Most private universities in Dubai start offering courses at an annual price of Dh35,000. The course fee varies from university to university, with bigger universities having dedicated branch campuses charging a higher price for degrees offered here.
Universities fear speaking out against the rental policies of the education free zones and most are willing to only provide ‘off-the-record’ information citing cases of rental dispute with the free zone as an example.
Amity University is among the few universities expanding aggressively in Dubai. The group which has campuses in London, Singapore, Mauritius and India believes being in Dubai has its advantages.
Atul Chauhan, president — Amity Education Group, said, “Dubai is an extraordinary city but the manpower and rental costs are very high. It is even higher than London when it comes to these costs. Both rental and human resources contribute to a significant chunk of our operating costs.”
Higher education in Dubai’s education free zones  is regulated by the Knowledge and Human Development Authority (KHDA). Their message for universities and higher education institutions is clear.
Higher Education executive director of the KHDA Dr Warren Fox said: “We do not monitor fees as this is regulated by the market forces. However, we require institutions to list their fees with the KHDA so that they can be published on the KHDA website. Unlike schooling, higher education is not mandatory and is decided upon by the consumer.”
While the government policy provides a mandate for universities to operate in a free-market economy, students have no choice but to comply with fee requirements of universities, even if course fees are increased annually.
Universities are quick to blame rents in education free zones like Dubai International Academic City (DIAC) and Dubai Knowledge Village (DKV) as a reason for the increased cost of education. When contacted, TECOM Education cluster which manages the education free zones, refused to divulge any information on exact rental charges for universities.
A spokesperson from TECOM Education cluster said, “Our rental rates vary, and depend on the individual needs of our business partners and the type of activities and programmes being delivered by that institution.”
While clear information on rents was not made available, the spokesperson hinted rental rates at Academic City were lesser when compared to business parks like Dubai Knowledge Village, Dubai Media City and Dubai Internet City.
“Like in any other real estate market anywhere in the world, prices are dictated by supply and demand of that market,” added the spokesperson.
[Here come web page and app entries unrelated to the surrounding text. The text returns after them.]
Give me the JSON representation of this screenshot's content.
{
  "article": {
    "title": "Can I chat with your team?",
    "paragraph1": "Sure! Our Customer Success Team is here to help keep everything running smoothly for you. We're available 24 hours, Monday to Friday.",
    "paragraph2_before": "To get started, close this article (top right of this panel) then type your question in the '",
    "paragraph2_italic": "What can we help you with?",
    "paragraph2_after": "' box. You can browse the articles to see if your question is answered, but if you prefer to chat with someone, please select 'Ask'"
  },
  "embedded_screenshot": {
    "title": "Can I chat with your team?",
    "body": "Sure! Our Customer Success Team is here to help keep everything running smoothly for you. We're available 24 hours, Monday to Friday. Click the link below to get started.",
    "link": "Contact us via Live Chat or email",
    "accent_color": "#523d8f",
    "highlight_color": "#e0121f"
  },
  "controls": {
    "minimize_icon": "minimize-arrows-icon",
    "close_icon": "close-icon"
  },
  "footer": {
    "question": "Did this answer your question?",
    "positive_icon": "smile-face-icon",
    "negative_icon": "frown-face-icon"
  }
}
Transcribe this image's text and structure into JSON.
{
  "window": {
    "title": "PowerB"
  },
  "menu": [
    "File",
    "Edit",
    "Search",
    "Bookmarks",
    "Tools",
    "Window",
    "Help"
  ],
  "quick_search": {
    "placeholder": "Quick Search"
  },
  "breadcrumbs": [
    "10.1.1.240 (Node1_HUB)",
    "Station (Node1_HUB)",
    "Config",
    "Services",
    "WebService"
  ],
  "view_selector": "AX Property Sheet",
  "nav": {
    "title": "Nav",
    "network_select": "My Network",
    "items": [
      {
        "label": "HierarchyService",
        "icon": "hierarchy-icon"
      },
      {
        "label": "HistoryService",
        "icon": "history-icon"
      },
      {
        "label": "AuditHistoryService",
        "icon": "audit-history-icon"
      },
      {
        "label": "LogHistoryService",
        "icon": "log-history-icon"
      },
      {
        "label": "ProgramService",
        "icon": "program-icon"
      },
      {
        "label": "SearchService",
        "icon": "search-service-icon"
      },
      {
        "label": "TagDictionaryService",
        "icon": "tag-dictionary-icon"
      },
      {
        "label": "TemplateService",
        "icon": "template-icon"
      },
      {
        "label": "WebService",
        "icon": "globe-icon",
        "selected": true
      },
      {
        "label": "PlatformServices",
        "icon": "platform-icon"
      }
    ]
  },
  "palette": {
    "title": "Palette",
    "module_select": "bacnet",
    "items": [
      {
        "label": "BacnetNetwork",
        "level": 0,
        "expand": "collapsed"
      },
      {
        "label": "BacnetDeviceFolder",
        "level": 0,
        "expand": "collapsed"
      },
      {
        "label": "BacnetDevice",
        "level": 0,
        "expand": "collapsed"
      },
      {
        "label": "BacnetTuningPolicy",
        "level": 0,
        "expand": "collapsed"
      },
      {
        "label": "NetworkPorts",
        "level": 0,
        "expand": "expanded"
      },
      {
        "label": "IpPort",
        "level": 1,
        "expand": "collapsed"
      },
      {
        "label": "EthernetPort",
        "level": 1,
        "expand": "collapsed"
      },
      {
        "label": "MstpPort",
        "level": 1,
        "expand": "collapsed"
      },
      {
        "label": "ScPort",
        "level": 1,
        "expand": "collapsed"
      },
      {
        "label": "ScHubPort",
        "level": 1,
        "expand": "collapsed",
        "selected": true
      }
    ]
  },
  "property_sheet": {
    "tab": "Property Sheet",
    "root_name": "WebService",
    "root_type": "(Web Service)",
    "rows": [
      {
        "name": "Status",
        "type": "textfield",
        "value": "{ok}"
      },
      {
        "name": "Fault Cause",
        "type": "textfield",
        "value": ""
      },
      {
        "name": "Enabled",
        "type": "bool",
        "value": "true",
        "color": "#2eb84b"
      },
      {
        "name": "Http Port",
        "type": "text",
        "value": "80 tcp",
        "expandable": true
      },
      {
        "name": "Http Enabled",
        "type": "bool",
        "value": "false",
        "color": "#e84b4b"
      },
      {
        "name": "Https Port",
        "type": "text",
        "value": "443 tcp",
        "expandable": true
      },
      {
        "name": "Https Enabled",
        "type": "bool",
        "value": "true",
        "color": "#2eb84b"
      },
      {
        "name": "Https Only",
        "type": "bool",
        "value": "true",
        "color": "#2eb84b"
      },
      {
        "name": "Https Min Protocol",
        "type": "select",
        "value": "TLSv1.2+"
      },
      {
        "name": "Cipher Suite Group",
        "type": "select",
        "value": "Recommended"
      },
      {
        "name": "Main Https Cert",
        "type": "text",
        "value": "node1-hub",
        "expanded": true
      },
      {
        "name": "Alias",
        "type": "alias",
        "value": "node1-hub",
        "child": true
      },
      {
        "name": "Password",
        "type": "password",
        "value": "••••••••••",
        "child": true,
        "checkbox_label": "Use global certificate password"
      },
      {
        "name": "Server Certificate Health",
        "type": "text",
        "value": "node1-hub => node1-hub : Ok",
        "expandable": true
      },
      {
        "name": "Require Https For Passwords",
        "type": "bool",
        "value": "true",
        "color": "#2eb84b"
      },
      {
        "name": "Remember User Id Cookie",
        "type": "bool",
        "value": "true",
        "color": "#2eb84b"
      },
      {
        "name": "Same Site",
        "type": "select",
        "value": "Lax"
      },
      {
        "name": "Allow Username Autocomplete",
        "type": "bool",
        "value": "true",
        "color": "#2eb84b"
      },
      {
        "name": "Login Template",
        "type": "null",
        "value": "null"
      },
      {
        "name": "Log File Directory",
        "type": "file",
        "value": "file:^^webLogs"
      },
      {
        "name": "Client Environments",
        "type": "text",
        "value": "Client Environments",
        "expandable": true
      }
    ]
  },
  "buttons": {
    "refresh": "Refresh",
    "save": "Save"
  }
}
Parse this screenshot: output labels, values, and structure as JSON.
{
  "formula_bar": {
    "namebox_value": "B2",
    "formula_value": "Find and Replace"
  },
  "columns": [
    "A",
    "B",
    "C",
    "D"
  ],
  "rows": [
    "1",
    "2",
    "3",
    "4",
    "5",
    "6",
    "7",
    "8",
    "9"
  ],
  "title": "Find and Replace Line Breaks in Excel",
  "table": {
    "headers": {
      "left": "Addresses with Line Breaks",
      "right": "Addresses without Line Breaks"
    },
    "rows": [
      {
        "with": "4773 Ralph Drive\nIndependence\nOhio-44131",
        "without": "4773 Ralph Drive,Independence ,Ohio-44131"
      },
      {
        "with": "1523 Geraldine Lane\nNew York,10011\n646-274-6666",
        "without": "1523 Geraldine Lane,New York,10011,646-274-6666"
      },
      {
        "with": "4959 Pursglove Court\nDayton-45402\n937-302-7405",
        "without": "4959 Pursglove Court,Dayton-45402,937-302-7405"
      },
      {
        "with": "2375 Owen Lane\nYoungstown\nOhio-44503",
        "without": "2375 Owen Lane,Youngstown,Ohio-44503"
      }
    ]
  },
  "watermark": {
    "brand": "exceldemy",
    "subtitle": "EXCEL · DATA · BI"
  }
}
In a place where universities are deemed ‘business partners’ and students are treated as a commodity, Dubai’s attempt to position itself as a regional education hub could be jeopardised if measures aren’t taken to regulate the higher education market.